Or, at the very least my goal for this semester is to not hurt myself. Fingers crossed.

Sometimes I wear my frisbee shirt to badminton. A real sports mash-up.

Sometimes I wear my frisbee shirt to badminton. A real sports mash-up.


Only three months left in this semester, but I have great students, new goals to accomplish and badminton games three to four nights a week (four if I can handle it, but usually just three is hard enough). This semester is gonna wizz by faster than a birdie that was just slammed.


Categories: China, Chinese Culture | Tags: , , , , | 4 Comments

Western Women Talking About Chinese Love on CCTV

I’m a member of a club. The “Western women who date Asian club” and while the club is growing, it’s quite exclusive. Exclusive enough that we actually know each other. Do I know every western woman dating /married to a Chinese guy? Of course not. But I know a lot. And these women are awesome. Dating Asians is a shallow connection, but we have deeper things in common: a love of adventure and travel, bucking the social norms and conventions of our home cultures, adopting a foreign country as our own, and trying to find our place in it.

So I am thrilled to share this show recently broadcast on CCTV called Crossover. The topic? Cross-cultural marriage. (It’s all in English, don’t worry.)

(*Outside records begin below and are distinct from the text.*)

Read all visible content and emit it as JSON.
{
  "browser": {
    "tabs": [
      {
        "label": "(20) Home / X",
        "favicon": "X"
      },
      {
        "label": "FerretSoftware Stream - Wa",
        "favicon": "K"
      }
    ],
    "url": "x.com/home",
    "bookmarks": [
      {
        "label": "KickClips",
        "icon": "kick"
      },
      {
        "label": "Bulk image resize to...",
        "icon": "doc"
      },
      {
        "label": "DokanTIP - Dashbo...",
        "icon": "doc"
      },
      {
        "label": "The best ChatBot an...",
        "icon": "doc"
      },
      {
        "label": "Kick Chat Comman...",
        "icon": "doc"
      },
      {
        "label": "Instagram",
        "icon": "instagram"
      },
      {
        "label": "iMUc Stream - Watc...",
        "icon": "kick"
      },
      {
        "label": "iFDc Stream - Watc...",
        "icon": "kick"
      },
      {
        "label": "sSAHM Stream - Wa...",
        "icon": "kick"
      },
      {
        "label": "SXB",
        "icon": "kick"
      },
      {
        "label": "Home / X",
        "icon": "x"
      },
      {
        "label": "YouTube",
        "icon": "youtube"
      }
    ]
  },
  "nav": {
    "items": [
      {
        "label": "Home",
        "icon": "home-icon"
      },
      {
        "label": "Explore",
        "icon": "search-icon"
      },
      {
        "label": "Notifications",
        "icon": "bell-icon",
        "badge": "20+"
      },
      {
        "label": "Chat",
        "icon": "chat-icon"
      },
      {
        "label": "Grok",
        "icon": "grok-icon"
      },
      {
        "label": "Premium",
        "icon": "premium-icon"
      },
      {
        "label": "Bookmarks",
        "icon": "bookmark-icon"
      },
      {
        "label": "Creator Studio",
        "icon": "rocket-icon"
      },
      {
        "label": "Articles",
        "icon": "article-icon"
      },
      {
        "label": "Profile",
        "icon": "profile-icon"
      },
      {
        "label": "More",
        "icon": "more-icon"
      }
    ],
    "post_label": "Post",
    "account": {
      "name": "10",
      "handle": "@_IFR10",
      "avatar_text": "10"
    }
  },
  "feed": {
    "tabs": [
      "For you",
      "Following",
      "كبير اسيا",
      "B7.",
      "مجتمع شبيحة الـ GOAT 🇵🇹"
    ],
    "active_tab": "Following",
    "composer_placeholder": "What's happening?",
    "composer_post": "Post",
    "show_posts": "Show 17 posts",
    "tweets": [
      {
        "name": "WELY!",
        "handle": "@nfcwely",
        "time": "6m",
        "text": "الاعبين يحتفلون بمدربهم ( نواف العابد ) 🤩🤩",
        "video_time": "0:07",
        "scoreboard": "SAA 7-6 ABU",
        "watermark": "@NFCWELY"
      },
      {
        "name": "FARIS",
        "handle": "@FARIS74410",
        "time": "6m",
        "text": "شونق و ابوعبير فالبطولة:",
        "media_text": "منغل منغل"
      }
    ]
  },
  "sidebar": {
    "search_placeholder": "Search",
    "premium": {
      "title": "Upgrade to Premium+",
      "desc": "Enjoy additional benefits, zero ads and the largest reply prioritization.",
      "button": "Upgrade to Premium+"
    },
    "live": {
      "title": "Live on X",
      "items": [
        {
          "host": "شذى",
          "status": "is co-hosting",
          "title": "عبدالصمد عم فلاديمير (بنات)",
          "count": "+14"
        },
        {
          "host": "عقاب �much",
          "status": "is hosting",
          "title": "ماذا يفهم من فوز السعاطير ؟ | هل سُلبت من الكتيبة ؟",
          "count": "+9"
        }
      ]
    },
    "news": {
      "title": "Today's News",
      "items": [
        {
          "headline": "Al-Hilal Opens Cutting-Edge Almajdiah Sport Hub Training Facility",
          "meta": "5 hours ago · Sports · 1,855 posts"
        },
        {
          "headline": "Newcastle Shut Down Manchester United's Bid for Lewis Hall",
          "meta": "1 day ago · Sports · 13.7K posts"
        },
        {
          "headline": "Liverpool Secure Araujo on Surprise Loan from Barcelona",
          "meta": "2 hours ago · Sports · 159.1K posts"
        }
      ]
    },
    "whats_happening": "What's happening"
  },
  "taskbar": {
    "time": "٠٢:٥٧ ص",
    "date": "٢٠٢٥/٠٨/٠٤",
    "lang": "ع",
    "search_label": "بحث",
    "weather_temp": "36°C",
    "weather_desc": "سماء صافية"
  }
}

I know Jocelyn, Jess and Marie and we chat regularly, though I’ve never met Jess and Marie face to face. But these are three amazing women, with really unique and interesting stories with a flair for storytelling. (Jocelyn runs the famous Speaking of China blog about dating, while Jess is a well-known Jazz musician in Beijing, and Marie is a singer in a girl’s group.)

Anyway, enough gushing. Watch the show at the link below! If you are at all interested in Asian/Western love from the women’s perspective you will not be disappointed!

Click here to watch the show! 



Categories: Dating | Tags: , , , , | 2 Comments